ADVERTISEMENT

“The race was immediately red-flagged,” he said, noting the suffering he witnessed his friend endure “was hard to see.”

While not to the extent of losing a finger, Fitzgerald also knows the pain that the sport can bring. During a practice run, he crashed and landed hard on his back. That day, just happened to be the day that he didn’t put on his chest protector for the practice lap.

“I ended up compressing my back and neck,” he said, adding he also got a concussion, but may not have been aware of it right away. He noted there was just enough time for him to get to the pits and ready for the race, despite the bike having a bent front fender. During the race, he made a pit stop and asked a crew member how many laps remained.

“He looked at me and said the white flag is out (one lap to go),” he said. “It makes you think about what the sport can do to you.”

However, when one has a passion for motocross racing, it is hard to step away, he said.

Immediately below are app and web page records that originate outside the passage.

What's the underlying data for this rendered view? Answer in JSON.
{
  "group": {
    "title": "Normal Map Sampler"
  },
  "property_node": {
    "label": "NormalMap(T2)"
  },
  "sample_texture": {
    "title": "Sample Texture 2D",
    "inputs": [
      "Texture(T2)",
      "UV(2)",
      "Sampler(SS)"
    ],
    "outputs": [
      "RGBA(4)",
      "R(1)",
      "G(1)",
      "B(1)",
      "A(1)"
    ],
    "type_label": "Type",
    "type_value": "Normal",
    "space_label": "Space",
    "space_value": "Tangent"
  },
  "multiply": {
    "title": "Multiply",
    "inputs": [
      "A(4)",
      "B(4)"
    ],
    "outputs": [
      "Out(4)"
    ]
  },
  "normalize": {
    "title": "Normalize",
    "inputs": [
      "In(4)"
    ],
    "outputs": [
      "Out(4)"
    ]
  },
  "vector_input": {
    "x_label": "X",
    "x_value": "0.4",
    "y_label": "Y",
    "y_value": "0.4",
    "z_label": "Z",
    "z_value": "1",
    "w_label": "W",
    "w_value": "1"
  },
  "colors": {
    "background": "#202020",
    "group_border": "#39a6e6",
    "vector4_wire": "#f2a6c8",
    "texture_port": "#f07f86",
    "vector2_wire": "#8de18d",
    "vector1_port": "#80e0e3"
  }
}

Fitzgerald plans to continue training and progressing until he goes pro.

Related Topics: WADENA COUNTYNEW YORK MILLS
What To Read Next
The Detroit Lakes City Council acted in part to meet a Jan. 31 deadline and keep its options open, and local voters must approve the new tax.
The administration is bringing back an Obama-era decision, later reversed by Trump, that bans new mineral leases on 225,500 acres of the Superior National Forest for the next two decades.
"The project is ill conceived, unjustified, goes totally against the will of the community and is doing significant damage,” Willis Mattison said in an interview.
“The hospice label has some negative connotations, the feeling of death and dying, but I actually find it to be uplifting," said hospice volunteer Richard Lorenz.